The new Telus Garden office is an unusual building for the city because it’s over 250 feet wide, at the end of a block. That’s because the lane dog-legs into Richards, but this wasn’t always the case – it’s a newly created diversion. The first building on the site was built in 1889 and designed by William Blackmore. It was the First Congregational Church, seen here around 1905 – it stood here for only just over 20 years. The First Congregational Church held its first service on April 28, 1888 in Wilson Hall on the southwest corner of Cordova and Abbott streets. The congregation was officially organized on June 17, 1888. It secured property on the corner of Richards and Georgia streets, with the new church officially opening on December 8, 1889. The congregation split away to form Central Congregational Church over the issue of pacifism, but returned to First Congregational Church in 1903. It sat across the street from St Andrew’s Presbyterian, built only a year later and also designed by William Blackmore, (and from the look of the two buildings he was a keen recycler).

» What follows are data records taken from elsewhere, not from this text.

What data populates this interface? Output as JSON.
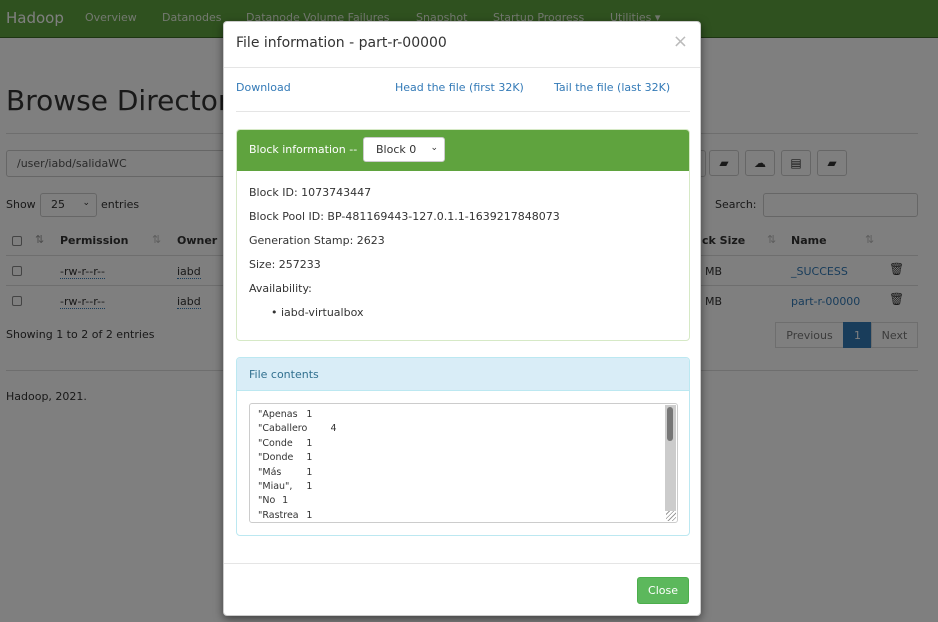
{
  "navbar": {
    "brand": "Hadoop",
    "items": [
      "Overview",
      "Datanodes",
      "Datanode Volume Failures",
      "Snapshot",
      "Startup Progress",
      "Utilities"
    ],
    "dropdown_caret": "▾"
  },
  "page": {
    "title": "Browse Directory",
    "path": "/user/iabd/salidaWC",
    "toolbar_icons": [
      "folder-open-icon",
      "upload-icon",
      "list-icon",
      "create-folder-icon"
    ],
    "show_label": "Show",
    "entries_per_page": "25",
    "entries_label": "entries",
    "search_label": "Search:",
    "search_value": "",
    "columns": [
      "Permission",
      "Owner",
      "Block Size",
      "Name"
    ],
    "column_partial": {
      "block_size": "ck Size"
    },
    "rows": [
      {
        "permission": "-rw-r--r--",
        "owner": "iabd",
        "block_size": "MB",
        "name": "_SUCCESS"
      },
      {
        "permission": "-rw-r--r--",
        "owner": "iabd",
        "block_size": "MB",
        "name": "part-r-00000"
      }
    ],
    "showing": "Showing 1 to 2 of 2 entries",
    "pagination": {
      "previous": "Previous",
      "current": "1",
      "next": "Next"
    },
    "footer": "Hadoop, 2021."
  },
  "modal": {
    "title": "File information - part-r-00000",
    "close_symbol": "×",
    "links": {
      "download": "Download",
      "head": "Head the file (first 32K)",
      "tail": "Tail the file (last 32K)"
    },
    "block_panel": {
      "label": "Block information --",
      "selected_block": "Block 0",
      "block_id": "Block ID: 1073743447",
      "block_pool_id": "Block Pool ID: BP-481169443-127.0.1.1-1639217848073",
      "generation_stamp": "Generation Stamp: 2623",
      "size": "Size: 257233",
      "availability_label": "Availability:",
      "availability": [
        "iabd-virtualbox"
      ]
    },
    "contents_panel": {
      "label": "File contents",
      "lines": [
        "\"Apenas\t1",
        "\"Caballero\t4",
        "\"Conde\t1",
        "\"Donde\t1",
        "\"Más\t1",
        "\"Miau\",\t1",
        "\"No\t1",
        "\"Rastrea\t1"
      ]
    },
    "close_button": "Close"
  }
}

The church authorities bought property at the corner of Thurlow and Pendrell Streets and a new church was opened on November 9, 1912. In 1925, First Congregational Church became part of the United Church of Canada and First Congregational was amalgamated with St. John’s United Church. The 1912 First Congregational Church building was given to the continuing Presbyterian Church.
In the meantime this site had already been cleared, although it previous use seems to have been influential enough that despite barely surviving 20 years, the lane between Seymour and Richards was for a while called Church Street (one of very few named lanes in the city). It looks as if the site stayed empty for several years – there’s nothing shown in the street directories for this location for several years until “Brandon Auto Livery” is listed just after the end of World War One.
That was also a gas station – we don’t have much of an image of it: just a 1930 movie in the Vancouver Archives. It was operated by Home Oil, and it stood here until the mid 1930s, sharing the location later in its existence with ‘U-Drive Ltd’ – one of the earliest car rentals in the city. In the early years of the operation the company was owned by R G Hetherington. In the early 1920s it passed to G A Mathers and C J Hamilton, who was replaced by J H Mills at the end of the 1920s. As far as we can tell the final year of operation was 1937, when it was being run by L Richardson.
Image sources: CVA 677-413 and film MI-99